A. If there is a planned change of hours, then there would be a need to ensure the pharmacy is still open for the required number of hours in the week. NHS England should be given the three months’ notice about the change.
Q. What if the pharmacy cannot open for the required number of hours due to events outside control of the pharmacy?
A. Where there is a temporary suspension for a reason beyond the control of the contractor, the pharmacy is not in breach of the terms of service so long as they notify NHS England as soon as possible, and use all reasonable endeavours to resume provision of pharmaceutical services as soon as practicable.

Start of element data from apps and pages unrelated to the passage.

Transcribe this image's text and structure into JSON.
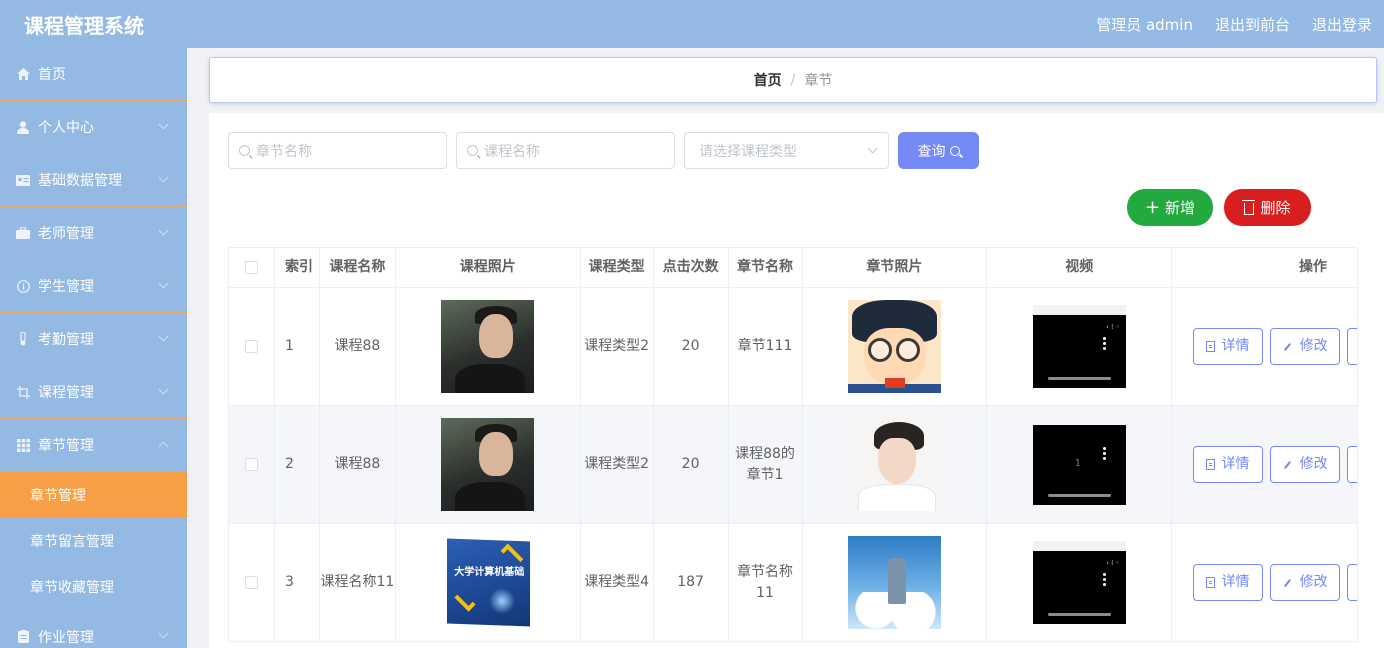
{
  "app": {
    "title": "课程管理系统"
  },
  "topbar": {
    "admin": "管理员 admin",
    "to_front": "退出到前台",
    "logout": "退出登录"
  },
  "sidebar": {
    "items": [
      {
        "label": "首页",
        "icon": "home-icon"
      },
      {
        "label": "个人中心",
        "icon": "user-icon"
      },
      {
        "label": "基础数据管理",
        "icon": "id-card-icon"
      },
      {
        "label": "老师管理",
        "icon": "briefcase-icon"
      },
      {
        "label": "学生管理",
        "icon": "info-icon"
      },
      {
        "label": "考勤管理",
        "icon": "thermometer-icon"
      },
      {
        "label": "课程管理",
        "icon": "crop-icon"
      },
      {
        "label": "章节管理",
        "icon": "grid-icon"
      }
    ],
    "sub_items": [
      {
        "label": "章节管理",
        "active": true
      },
      {
        "label": "章节留言管理",
        "active": false
      },
      {
        "label": "章节收藏管理",
        "active": false
      }
    ],
    "last_item": {
      "label": "作业管理",
      "icon": "clipboard-icon"
    }
  },
  "breadcrumb": {
    "home": "首页",
    "separator": "/",
    "current": "章节"
  },
  "search": {
    "chapter_placeholder": "章节名称",
    "course_placeholder": "课程名称",
    "type_placeholder": "请选择课程类型",
    "query_label": "查询"
  },
  "actions": {
    "add_label": "新增",
    "delete_label": "删除"
  },
  "table": {
    "columns": [
      "索引",
      "课程名称",
      "课程照片",
      "课程类型",
      "点击次数",
      "章节名称",
      "章节照片",
      "视频",
      "操作"
    ],
    "rows": [
      {
        "index": "1",
        "course_name": "课程88",
        "course_type": "课程类型2",
        "clicks": "20",
        "chapter_name": "章节111",
        "course_photo": "photo-man",
        "chapter_photo": "photo-conan",
        "video_counter": ""
      },
      {
        "index": "2",
        "course_name": "课程88",
        "course_type": "课程类型2",
        "clicks": "20",
        "chapter_name": "课程88的章节1",
        "course_photo": "photo-man",
        "chapter_photo": "photo-boy",
        "video_counter": "1"
      },
      {
        "index": "3",
        "course_name": "课程名称11",
        "course_type": "课程类型4",
        "clicks": "187",
        "chapter_name": "章节名称11",
        "course_photo": "photo-book",
        "chapter_photo": "photo-sky",
        "video_counter": ""
      }
    ],
    "book_cover_title": "大学计算机基础",
    "detail_label": "详情",
    "edit_label": "修改"
  },
  "colors": {
    "sidebar_bg": "#94b9e3",
    "active_orange": "#f69f46",
    "primary": "#7589f6",
    "add_green": "#22aa3e",
    "delete_red": "#d81e1e"
  }
}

Q. Can NHS England force me to open for extra hours over and above my core contractual hours?
A. Provided the pharmacy is opening for the minimum of 40 (or 100 or other core contractual) hours, NHS England is able to issue a direction to the pharmacy to open for longer hours, but only if it is satisfied that the pharmacy will receive reasonable payment. There is a right of appeal where NHS England directs a pharmacy to open for additional hours. Pharmacy contractors are advised to contact their LPC if NHS England writes to suggest that it is intending to issue such a direction.

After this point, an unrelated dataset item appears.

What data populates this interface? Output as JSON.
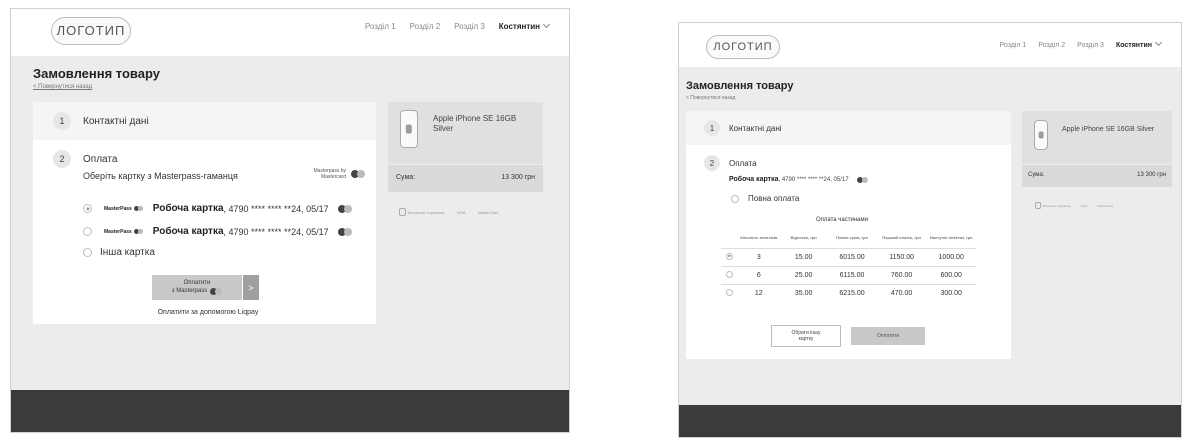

Q. Can NHS England refuse my application for amendment to my core contractual hours?
A. NHS England is able to refuse an application to amend the core contractual hours, subject to a right of appeal. The success of an application will depend on many factors, and pharmacists making applications should ensure they provide good evidence of any changes to the needs of people who may need pharmaceutical services in the area. NHS England is not able to refuse to accept notification of amendment to hours that the pharmacy opens additional to the core contractual hours, although three months notice must be given.
Q. The pharmacy has notified NHS England as soon as possible that for a reason beyond the control of the contractor, we could not open for our full number of contracted hours during the week, can NHS England insist that that we ‘make up’ these hours?
A. Where there is a temporary interruption of services, and this is outside the control of the pharmacy, and the pharmacy notifies NHS England, there is no obligation to make up the hours. A temporary interruption of services which is for a reason beyond the pharmacy contractor’s control include flooding of premises, lack of electricity, pharmacy premises broken into and the pharmacist not arriving. It does not include planned refurbishment.
The form to notify NHS England of the unplanned temporary suspension of pharmaceutical services is also available here. Pharmacy contractors must notify NHS England of the suspension as soon as practical and use all reasonable endeavours to resume provision of pharmaceutical services as soon as is practicable.
Q. When does a week start and end when calculating the hours that a pharmacy is open?”
A. There is currently no interpretative provision in the pharmacy regulations. However, the guidance issued no NHS England regional offices is that the week beginsat 00:00 on Monday and ends at 23:59 on Sunday.
Q. The local surgery has decided to extend its opening hours. Do I need to give three months notice before I increase my supplementary hours to provide cover for those extended hours?
A. Although three months notice is normally required before supplementary hours can be amended, NHS England may consent to less. Any notification to NHS England of a change to supplementary hours with less than three months notice would be treated as an application for consent to give shorter notice. Unless NHS England consents, the change to the hours may be implemented after three months.
PSNC’s Regulation and Support Team produce an annual pharmacy opening hours factsheet to support community pharmacy teams.
If needed pharmacy contractors can also obtain support on issues surrounding contractual hours by contacting their LPC.